hATTR amyloidosis is a rare, genetic disease which can lead to significant disability and death. The disease occurs when there is a build-up of abnormal or "misfolded" proteins – known as amyloid fibrils – in the body's tissues and/or organs. The progressive accumulation of amyloid deposits leads to sensory, motor and autonomic dysfunction, often having debilitating effects on multiple aspects of a patient's life. Left untreated, the life expectancy of hATTR amyloidosis patients can be as little as 2.5 years from symptom onset. Until recently, the only available treatment for hATTR amyloidosis was liver transplant.
"Early and accurate diagnosis is important due to the rapid, natural progression of hATTR amyloidosis," said Dr. Vera Bril, Professor of Medicine at the University of Toronto and Director of the Neuromuscular Section of Neurology at the University of Toronto. "The approval of new treatments specifically designed to prevent the formation of abnormal amyloid proteins in the body has created a new urgency to appropriately treat patients who may benefit from these new therapies."
In October 2018, Health Canada approved Tegsedi as the first treatment for polyneuropathy in adult patients with hATTR amyloidosis, followed by the approval of a second treatment, Onpattro, in July 2019. The manufacturers of both treatments are currently in active negotiations with the pan-Canadian Pharmaceutical Alliance (pCPA).
"Due to the complexity of this rare genetic disease, patients can experience a lengthy delay in diagnosis, making it even more important to ensure that all approved treatment options are accessible to patients no matter where they live in Canada," said Gail Ouellette, a geneticist, genetic counsellor and Executive Director of Regroupement québécois des maladies orphelines (RQMO).
To learn more about access to hATTR amyloidosis treatments in Canada, or to get involved in HAC's advocacy efforts around this issue, please visit: https://madhattr.ca/advocacy/
About Hereditary Amyloidosis Canada (HAC)
Hereditary Amyloidosis Canada (HAC) is a patient advocacy organization founded by and for people who are personally impacted by this rare disease.
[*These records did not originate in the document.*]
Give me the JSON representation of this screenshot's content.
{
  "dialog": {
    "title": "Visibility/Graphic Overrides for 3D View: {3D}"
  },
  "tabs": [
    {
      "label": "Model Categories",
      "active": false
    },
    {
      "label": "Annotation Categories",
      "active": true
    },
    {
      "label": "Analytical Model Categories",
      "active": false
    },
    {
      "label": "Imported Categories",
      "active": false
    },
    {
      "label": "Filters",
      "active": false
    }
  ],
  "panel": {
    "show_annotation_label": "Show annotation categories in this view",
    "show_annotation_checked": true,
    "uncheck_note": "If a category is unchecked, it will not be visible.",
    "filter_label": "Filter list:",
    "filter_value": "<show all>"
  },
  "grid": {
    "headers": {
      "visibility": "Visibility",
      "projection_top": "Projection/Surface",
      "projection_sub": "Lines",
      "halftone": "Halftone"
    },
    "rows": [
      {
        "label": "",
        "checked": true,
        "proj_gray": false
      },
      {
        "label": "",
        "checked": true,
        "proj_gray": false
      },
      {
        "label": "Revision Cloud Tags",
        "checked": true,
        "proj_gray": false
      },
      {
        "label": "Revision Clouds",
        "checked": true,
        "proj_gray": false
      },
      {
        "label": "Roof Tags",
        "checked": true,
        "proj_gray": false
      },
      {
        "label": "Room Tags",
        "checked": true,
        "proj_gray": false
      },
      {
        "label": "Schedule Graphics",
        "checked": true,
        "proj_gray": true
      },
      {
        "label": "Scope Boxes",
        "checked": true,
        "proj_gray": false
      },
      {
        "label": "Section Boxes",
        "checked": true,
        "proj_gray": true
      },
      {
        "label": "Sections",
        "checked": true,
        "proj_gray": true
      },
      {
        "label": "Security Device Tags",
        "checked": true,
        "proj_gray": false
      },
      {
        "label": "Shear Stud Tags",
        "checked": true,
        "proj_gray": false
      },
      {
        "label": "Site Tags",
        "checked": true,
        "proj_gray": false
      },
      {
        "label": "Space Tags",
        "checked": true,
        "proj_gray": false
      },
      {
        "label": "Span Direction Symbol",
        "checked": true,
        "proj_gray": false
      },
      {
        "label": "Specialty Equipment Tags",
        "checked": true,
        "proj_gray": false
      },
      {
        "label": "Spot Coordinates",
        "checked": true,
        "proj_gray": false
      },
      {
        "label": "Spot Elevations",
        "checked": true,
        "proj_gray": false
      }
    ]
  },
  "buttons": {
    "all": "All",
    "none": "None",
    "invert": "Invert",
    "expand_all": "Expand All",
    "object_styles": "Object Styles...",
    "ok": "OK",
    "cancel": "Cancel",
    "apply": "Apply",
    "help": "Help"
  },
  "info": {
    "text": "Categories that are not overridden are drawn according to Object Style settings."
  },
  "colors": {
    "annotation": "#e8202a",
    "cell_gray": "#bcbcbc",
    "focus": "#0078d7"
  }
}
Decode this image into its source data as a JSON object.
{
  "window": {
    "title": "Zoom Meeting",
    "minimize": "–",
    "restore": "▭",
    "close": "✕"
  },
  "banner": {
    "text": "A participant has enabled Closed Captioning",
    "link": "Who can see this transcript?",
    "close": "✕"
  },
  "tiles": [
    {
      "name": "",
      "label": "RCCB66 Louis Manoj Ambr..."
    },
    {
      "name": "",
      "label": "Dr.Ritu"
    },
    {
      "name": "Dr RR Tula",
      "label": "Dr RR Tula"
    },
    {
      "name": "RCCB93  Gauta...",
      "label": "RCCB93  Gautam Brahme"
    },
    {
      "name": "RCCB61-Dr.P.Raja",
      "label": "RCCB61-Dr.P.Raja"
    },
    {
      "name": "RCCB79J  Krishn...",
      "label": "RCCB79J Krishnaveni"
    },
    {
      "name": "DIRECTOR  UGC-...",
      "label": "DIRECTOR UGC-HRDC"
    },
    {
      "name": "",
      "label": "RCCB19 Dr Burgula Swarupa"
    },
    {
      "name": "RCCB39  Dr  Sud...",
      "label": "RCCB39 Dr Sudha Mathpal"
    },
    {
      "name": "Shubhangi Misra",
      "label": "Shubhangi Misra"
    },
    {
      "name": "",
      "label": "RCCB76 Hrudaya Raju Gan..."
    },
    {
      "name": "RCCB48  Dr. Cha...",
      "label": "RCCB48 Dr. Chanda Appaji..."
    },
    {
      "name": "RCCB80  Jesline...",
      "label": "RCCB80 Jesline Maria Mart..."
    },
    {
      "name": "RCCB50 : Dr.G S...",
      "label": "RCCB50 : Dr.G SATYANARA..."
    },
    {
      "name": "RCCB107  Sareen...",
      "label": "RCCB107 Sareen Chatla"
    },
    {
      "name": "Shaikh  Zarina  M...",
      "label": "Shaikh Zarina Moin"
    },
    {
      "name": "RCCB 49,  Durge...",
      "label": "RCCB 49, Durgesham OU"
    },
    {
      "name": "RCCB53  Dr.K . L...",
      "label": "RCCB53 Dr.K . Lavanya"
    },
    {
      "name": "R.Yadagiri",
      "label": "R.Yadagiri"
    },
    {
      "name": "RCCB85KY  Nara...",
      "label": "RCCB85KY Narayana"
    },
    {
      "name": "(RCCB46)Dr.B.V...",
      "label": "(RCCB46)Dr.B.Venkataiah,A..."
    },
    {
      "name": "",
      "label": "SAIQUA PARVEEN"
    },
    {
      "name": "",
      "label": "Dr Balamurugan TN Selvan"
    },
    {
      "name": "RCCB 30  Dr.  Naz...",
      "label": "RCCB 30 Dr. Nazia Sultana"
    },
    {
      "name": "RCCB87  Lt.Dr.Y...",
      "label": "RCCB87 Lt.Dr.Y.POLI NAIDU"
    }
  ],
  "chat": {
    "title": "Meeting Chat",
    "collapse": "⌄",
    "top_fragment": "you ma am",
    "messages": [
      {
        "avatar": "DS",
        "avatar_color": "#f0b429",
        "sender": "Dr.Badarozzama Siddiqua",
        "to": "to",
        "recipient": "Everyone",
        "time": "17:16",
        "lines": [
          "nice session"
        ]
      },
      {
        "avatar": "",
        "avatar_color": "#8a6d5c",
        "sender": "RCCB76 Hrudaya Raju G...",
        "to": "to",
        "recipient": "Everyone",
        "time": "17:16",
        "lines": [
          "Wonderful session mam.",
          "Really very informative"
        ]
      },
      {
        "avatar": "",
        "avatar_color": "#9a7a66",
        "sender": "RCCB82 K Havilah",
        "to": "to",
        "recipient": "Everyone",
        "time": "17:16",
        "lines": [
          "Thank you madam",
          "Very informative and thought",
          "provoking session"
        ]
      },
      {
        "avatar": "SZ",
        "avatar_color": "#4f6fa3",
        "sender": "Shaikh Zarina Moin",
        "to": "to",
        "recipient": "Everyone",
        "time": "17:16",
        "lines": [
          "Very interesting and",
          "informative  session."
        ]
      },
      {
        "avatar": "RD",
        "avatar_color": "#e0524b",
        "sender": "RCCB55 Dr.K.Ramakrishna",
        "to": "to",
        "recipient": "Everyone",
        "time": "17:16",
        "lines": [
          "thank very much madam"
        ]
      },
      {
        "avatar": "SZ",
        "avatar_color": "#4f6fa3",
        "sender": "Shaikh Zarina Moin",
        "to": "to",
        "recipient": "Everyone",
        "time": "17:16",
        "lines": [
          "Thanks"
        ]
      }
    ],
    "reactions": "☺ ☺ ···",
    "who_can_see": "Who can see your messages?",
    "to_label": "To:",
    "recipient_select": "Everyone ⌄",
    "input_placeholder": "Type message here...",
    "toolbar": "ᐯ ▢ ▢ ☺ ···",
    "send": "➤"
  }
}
The non-profit organization's mission is to be a source of support and information, and to advocate for access to health services and treatments and other issues relevant to Canadian patients. For more information, visit www.madhattr.ca.
SOURCE Hereditary Amyloidosis Canada (HAC)
For further information: Anne Marie Carr, Founder and President, Hereditary Amyloidosis Canada, [email protected]